Exercise objective: In the entries that follow, find the word "header" and report each line it is on.

Data provided:
━━━━━━━━━━━━━━━━━━━━

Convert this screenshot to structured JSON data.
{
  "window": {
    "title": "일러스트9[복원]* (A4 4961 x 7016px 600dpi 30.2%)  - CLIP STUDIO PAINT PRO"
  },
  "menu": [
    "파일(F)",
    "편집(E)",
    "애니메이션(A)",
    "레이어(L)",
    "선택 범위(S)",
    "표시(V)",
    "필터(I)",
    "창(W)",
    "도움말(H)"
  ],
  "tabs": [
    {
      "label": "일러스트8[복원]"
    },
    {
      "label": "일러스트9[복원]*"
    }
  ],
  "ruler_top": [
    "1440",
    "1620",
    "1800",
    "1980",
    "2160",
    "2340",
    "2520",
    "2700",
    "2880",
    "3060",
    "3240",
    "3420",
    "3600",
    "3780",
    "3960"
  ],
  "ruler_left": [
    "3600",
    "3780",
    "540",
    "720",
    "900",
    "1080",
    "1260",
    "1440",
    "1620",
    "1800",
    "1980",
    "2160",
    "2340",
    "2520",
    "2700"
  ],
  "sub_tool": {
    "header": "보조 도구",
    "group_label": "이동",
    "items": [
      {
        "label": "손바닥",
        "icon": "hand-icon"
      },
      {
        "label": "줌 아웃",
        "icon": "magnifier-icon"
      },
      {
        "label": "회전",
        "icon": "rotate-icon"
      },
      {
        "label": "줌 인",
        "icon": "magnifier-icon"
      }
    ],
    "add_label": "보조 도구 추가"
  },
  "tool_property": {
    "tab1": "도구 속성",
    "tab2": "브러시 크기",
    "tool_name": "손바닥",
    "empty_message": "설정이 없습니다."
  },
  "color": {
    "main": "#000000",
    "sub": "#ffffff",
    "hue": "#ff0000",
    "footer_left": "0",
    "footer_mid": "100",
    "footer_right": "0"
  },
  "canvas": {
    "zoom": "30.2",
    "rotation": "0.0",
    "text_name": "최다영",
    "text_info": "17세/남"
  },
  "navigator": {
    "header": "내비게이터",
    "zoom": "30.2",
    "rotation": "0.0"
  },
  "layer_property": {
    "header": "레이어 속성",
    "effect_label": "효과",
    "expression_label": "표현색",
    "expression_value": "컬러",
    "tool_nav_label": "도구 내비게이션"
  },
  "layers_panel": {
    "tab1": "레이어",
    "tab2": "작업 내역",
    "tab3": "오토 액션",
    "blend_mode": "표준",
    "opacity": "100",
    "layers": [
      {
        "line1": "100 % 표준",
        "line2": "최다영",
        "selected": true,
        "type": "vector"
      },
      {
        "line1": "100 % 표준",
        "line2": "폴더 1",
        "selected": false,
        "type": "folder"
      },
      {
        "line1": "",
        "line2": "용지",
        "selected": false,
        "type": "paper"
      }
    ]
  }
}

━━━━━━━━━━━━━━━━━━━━

Solution to this task:
    "header": "보조 도구",
    "header": "내비게이터",
    "header": "레이어 속성",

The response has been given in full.